Six hundred horsepower. In an estate car. It’s like discovering a horde of marauding Vikings running the tombola at your local village fête. It’s neither one nor the other that’s memorable, but the sheer, magnificent incongruity of the two together.
And if that’s what you like, the Audi RS6 Performance is currently the only show in town. Mercedes-Benz’s all-new AMG E63 wagon will also use a twin-turbo 4-litre V8 to generate at least 600bhp, but we will have to wait probably until next year to see it, and BMW has not yet seen fit to produce an M5 estate.
The ‘Performance’ aspect of the RS6 refers to a rise in power output from 560 to 597bhp. On overboost there’s 553lb ft of torque deployed to all four wheels via new, massive 21in rims.
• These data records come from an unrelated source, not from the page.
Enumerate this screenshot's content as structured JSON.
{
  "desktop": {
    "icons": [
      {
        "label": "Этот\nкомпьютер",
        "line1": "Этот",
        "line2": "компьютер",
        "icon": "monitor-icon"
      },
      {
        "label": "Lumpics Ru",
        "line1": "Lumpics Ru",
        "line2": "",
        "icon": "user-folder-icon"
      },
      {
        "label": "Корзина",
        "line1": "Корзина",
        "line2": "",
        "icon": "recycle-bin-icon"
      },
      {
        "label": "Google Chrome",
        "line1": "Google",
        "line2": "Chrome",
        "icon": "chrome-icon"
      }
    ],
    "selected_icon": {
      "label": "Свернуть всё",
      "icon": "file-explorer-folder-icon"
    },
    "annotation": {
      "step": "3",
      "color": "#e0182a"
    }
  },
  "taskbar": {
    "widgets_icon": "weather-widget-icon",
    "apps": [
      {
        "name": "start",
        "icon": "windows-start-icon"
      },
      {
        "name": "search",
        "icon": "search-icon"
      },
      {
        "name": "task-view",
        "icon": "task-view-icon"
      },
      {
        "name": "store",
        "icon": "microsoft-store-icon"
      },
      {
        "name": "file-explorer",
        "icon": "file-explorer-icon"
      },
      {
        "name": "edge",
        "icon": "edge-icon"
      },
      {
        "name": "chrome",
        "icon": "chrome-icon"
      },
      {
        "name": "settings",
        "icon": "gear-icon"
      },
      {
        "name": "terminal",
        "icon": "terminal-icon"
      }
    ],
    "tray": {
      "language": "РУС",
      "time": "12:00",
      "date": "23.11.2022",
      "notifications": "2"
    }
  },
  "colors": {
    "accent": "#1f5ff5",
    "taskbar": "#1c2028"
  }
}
A sports exhaust and a few styling accessories help justify a £7000 rise in list price.
I’ve read a lot of carping about this car elsewhere and – given that it’s a fast Audi, probably the most criticised breed of performance car on sale – perhaps that’s not too surprising. But it’s all nonsense: this is a two-tonne estate car and, given the forces it is charged with controlling, it is magnificent.
The engine, more powerful than in any of its guises when fitted to a Bentley, is a thundering colossus and proof that, when properly engineered, the V8 is one configuration that seems to lose none of its charm for being turbocharged. Lag is minimal, thrust from 2000rpm simply magnificent. I’m confident that 10 years ago the only Ferrari on sale that would have matched this pace would have been the flagship 599GTB.
And contrary to what you might read elsewhere, its chassis is very good. Not world-class, perhaps, nor without scope for improvement, but its grip is excellent and traction better even than that. Unlike so many other fast Audis of earlier eras, it’s properly damped, too, more softly sprung and therefore better riding than you’d expect, but sufficiently controlled to take crests and dips in its stride.
Most importantly, it’s not one of those cars that makes you feel obliged to thrash it all the time or risk wondering why you’re even on board. Turn the driving mode to its ‘comfort’ setting and it quietens down and smooths out beautifully. Only the fuel consumption provides a constant reality check, a gently driven 23mpg warning that using 600bhp to move two tonnes of metal is not the most frugal of activities.
Even so, according to the official figures it’s no more thirsty than a standard RS6; what this means is that the RS6 Performance takes what was already my favourite of all recent Audi RS models and adds more of what was good about it with no perceptible downside save that £7000 price rise. The new Mercedes E-class AMG estate will need to be on top form to beat it.
Engine 4.0 litres, 8 cylinders, twin turbochargers
Power [email protected]
Torque 553lb [email protected]
Transmission eight-speed paddle shift, four-wheel drive
Power to Weight 306bhp per tonne
Top speed 155mph